── Dataset content
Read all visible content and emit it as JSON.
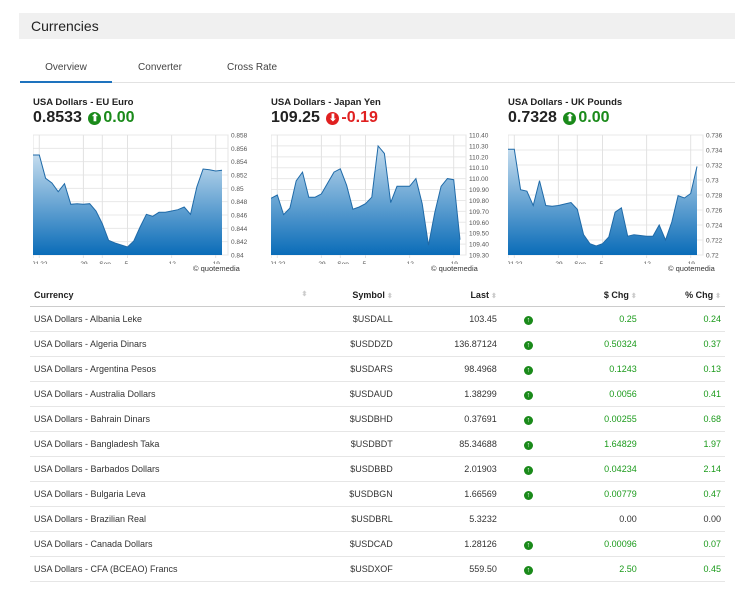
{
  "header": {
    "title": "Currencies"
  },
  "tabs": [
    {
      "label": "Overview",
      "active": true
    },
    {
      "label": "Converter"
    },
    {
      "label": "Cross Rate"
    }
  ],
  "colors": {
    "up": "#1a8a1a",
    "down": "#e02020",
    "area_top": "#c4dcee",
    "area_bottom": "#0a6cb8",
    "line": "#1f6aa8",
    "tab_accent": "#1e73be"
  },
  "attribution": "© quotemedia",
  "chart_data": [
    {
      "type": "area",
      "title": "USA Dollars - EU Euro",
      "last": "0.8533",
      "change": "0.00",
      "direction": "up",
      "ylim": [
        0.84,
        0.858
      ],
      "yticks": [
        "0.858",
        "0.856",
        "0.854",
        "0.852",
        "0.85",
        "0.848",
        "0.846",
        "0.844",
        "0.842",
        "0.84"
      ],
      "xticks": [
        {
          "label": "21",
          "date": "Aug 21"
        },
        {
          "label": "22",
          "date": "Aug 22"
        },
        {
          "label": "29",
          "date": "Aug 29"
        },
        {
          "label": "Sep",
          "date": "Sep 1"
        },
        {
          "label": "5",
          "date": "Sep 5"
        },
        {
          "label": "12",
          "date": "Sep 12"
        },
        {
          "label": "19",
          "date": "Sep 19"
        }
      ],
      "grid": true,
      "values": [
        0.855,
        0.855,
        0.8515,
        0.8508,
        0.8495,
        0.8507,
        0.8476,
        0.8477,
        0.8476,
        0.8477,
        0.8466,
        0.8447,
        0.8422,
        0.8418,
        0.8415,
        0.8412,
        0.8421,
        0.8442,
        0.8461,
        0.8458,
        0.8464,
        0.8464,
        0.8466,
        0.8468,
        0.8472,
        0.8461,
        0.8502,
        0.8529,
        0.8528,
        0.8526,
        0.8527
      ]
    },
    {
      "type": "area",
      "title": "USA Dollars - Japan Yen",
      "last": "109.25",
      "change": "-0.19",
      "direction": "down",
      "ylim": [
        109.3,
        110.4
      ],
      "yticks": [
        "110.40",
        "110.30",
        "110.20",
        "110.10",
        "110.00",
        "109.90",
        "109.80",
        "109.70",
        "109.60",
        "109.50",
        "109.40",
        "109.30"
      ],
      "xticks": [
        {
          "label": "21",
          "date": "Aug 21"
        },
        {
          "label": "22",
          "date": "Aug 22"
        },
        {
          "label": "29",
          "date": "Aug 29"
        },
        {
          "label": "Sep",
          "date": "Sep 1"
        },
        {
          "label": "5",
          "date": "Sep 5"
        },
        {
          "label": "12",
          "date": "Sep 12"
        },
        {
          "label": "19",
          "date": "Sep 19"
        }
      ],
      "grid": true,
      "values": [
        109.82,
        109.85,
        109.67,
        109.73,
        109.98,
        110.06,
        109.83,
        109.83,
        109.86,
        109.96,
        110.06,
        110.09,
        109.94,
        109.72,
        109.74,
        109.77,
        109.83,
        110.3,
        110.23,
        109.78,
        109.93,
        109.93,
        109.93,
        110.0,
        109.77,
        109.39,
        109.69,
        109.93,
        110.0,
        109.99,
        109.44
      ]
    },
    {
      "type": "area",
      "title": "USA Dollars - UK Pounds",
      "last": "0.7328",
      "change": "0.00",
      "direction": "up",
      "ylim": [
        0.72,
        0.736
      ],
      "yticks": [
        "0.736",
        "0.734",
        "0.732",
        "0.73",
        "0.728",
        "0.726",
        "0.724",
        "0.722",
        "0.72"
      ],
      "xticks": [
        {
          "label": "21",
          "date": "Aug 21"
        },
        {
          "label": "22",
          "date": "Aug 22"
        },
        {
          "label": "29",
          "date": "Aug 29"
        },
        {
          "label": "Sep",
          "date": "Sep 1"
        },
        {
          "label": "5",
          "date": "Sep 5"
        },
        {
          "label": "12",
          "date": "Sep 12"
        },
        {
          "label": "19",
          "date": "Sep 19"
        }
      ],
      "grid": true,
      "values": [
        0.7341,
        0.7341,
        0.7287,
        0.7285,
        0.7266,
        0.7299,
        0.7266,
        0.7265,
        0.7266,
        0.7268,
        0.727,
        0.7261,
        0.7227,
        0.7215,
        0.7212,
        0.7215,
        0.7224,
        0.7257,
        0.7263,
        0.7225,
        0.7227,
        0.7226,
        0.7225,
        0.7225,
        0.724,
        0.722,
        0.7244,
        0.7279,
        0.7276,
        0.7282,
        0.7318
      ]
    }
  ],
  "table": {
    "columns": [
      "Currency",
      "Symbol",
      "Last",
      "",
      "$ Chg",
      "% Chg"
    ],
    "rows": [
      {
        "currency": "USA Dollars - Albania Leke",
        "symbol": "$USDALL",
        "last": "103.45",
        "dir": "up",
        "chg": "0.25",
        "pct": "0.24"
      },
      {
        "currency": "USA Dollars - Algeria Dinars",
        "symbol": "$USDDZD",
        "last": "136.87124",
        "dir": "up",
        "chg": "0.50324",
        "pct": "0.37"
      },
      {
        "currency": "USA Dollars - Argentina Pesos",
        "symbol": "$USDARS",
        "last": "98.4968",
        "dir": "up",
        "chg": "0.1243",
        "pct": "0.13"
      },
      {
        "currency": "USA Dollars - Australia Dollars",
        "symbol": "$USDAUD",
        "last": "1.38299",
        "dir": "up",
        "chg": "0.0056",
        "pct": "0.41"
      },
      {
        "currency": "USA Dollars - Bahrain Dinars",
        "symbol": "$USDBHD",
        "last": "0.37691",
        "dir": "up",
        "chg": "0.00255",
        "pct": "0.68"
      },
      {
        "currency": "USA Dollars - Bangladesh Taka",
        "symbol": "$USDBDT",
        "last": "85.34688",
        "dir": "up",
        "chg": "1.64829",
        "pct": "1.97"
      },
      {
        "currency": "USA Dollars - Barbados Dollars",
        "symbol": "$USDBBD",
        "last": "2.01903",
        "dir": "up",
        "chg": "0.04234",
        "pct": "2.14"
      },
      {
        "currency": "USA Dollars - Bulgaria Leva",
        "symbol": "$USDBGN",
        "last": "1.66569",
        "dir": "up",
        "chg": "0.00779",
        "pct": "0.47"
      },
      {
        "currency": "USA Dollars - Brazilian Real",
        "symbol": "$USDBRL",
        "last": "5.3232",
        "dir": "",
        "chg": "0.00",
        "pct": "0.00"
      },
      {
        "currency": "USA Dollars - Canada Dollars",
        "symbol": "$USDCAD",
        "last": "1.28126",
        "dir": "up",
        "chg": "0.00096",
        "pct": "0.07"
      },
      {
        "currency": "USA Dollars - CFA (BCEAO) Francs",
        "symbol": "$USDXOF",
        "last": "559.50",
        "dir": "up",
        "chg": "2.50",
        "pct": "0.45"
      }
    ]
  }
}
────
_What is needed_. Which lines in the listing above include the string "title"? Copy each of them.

_Result of this exercise_.
    "title": "Currencies"
      "title": "USA Dollars - EU Euro",
      "title": "USA Dollars - Japan Yen",
      "title": "USA Dollars - UK Pounds",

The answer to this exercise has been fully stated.